Longing to see it grow.
Sometimes I see it shoot;
Quite faded from the root.
The fault is in the soil ;
Fruit would reward my toil.
Whose help is ever nigh,
He always hears my cry.
And gently falling showers,
And cheer the springing flowers.
So, then, I'll look to heaven,
And pray for sun and rain,
I cannot ask in vain.
LESSON 6.—DO NOT DECEIVE EVEN A
BRUTE Deceive meadow catch heels digging deceiving beast believe leaping possible
1. Willy had a nice little pony, which he was very fond of. He used to ride it about and feed it, and was very kind to it. But Joco, for that was the pony's name, when he was once put in the meadow, was very hard to catch.

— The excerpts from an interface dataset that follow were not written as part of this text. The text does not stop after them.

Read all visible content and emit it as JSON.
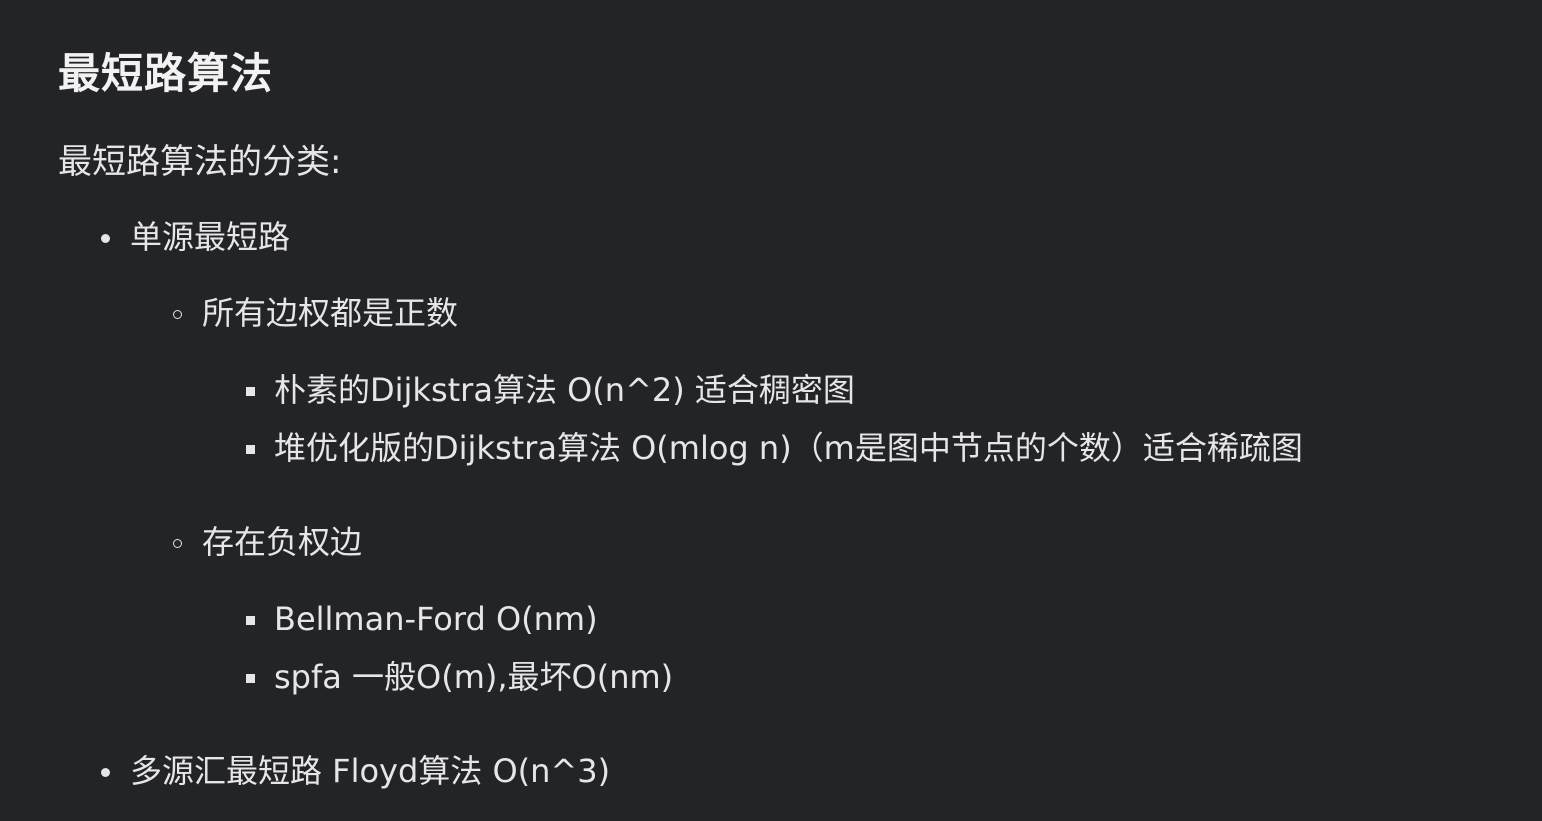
{
  "heading": "最短路算法",
  "intro": "最短路算法的分类:",
  "single_source": {
    "label": "单源最短路",
    "positive": {
      "label": "所有边权都是正数",
      "items": [
        "朴素的Dijkstra算法 O(n^2) 适合稠密图",
        "堆优化版的Dijkstra算法 O(mlog n)（m是图中节点的个数）适合稀疏图"
      ]
    },
    "negative": {
      "label": "存在负权边",
      "items": [
        "Bellman-Ford O(nm)",
        "spfa 一般O(m),最坏O(nm)"
      ]
    }
  },
  "multi_source": {
    "label": "多源汇最短路 Floyd算法 O(n^3)"
  }
}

2. One day, Willy wanted to catch his pony, but Joco wished to have another trot round the meadow, and when Willy went to him, and was about to put the bridle on him, Joco gave a kick and a snort, flung up his heels, and trotted away.
3. Willy tried again and again, but could not catch his pony. A man was digging close by, and Willy asked him how he should catch
4. “Get some corn in your hat,” said the man, “and he will come to you.”
, 5. “But I have no corn,” said Willy.
6. “Then hold out your hat as if you had, ” said the man, “and he will come, and you can catch him."
7. “ That would be deceiving him,” said Willy, “and I will not deceive any one, not even a beast. Besides, if I cheated him once, he would not believe me another time."
8. At last, Willy got a handful of grass, and held it to him, and Joco came up to him, and he let him eat the grass. He then
He then gave him some more, and when he had patted him, he put the bridle on him, and leaping on his back, trotted off as happy as possible.
LESSON 7.—THE LIAR NOT BELIEVED !
EVEN WHEN HE SPEAKS THE TRUTH.
Wolves prowl night quite
sorely merely pieces 1. In some parts of France there are wolves, which prowl about at night, and get among the sheep, which they will sometimes run away with, and eat quite up:
2. A shepherd boy was set to watch a flock of sheep upon some hills near a town, and one day he thought to himself, what sport it would